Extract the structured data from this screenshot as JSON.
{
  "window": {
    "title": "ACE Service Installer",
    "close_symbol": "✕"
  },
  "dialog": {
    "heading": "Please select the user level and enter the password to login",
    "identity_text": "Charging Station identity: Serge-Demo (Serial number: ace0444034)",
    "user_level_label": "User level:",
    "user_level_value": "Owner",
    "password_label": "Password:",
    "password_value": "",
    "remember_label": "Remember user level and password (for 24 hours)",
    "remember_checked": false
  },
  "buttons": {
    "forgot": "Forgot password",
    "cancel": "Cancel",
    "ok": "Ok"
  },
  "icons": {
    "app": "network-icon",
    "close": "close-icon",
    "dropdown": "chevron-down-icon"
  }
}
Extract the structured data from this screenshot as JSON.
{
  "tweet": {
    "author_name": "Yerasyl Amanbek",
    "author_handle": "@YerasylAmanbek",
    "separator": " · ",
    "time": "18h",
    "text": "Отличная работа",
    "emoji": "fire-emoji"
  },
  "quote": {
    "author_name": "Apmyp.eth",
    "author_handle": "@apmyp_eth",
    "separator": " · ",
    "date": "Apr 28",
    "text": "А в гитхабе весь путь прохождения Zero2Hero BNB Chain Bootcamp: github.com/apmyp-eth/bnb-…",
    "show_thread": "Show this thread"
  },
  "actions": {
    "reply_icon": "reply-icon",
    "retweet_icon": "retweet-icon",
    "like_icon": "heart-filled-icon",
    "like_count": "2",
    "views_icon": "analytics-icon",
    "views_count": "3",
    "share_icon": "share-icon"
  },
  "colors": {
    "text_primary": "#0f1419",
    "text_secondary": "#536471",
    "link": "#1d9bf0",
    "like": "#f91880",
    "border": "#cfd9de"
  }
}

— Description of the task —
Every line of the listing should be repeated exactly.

— Result of the exercise —
Extract the structured data from this screenshot as JSON.
{
  "window": {
    "title": "ACE Service Installer",
    "close_symbol": "✕"
  },
  "dialog": {
    "heading": "Please select the user level and enter the password to login",
    "identity_text": "Charging Station identity: Serge-Demo (Serial number: ace0444034)",
    "user_level_label": "User level:",
    "user_level_value": "Owner",
    "password_label": "Password:",
    "password_value": "",
    "remember_label": "Remember user level and password (for 24 hours)",
    "remember_checked": false
  },
  "buttons": {
    "forgot": "Forgot password",
    "cancel": "Cancel",
    "ok": "Ok"
  },
  "icons": {
    "app": "network-icon",
    "close": "close-icon",
    "dropdown": "chevron-down-icon"
  }
}
Extract the structured data from this screenshot as JSON.
{
  "tweet": {
    "author_name": "Yerasyl Amanbek",
    "author_handle": "@YerasylAmanbek",
    "separator": " · ",
    "time": "18h",
    "text": "Отличная работа",
    "emoji": "fire-emoji"
  },
  "quote": {
    "author_name": "Apmyp.eth",
    "author_handle": "@apmyp_eth",
    "separator": " · ",
    "date": "Apr 28",
    "text": "А в гитхабе весь путь прохождения Zero2Hero BNB Chain Bootcamp: github.com/apmyp-eth/bnb-…",
    "show_thread": "Show this thread"
  },
  "actions": {
    "reply_icon": "reply-icon",
    "retweet_icon": "retweet-icon",
    "like_icon": "heart-filled-icon",
    "like_count": "2",
    "views_icon": "analytics-icon",
    "views_count": "3",
    "share_icon": "share-icon"
  },
  "colors": {
    "text_primary": "#0f1419",
    "text_secondary": "#536471",
    "link": "#1d9bf0",
    "like": "#f91880",
    "border": "#cfd9de"
  }
}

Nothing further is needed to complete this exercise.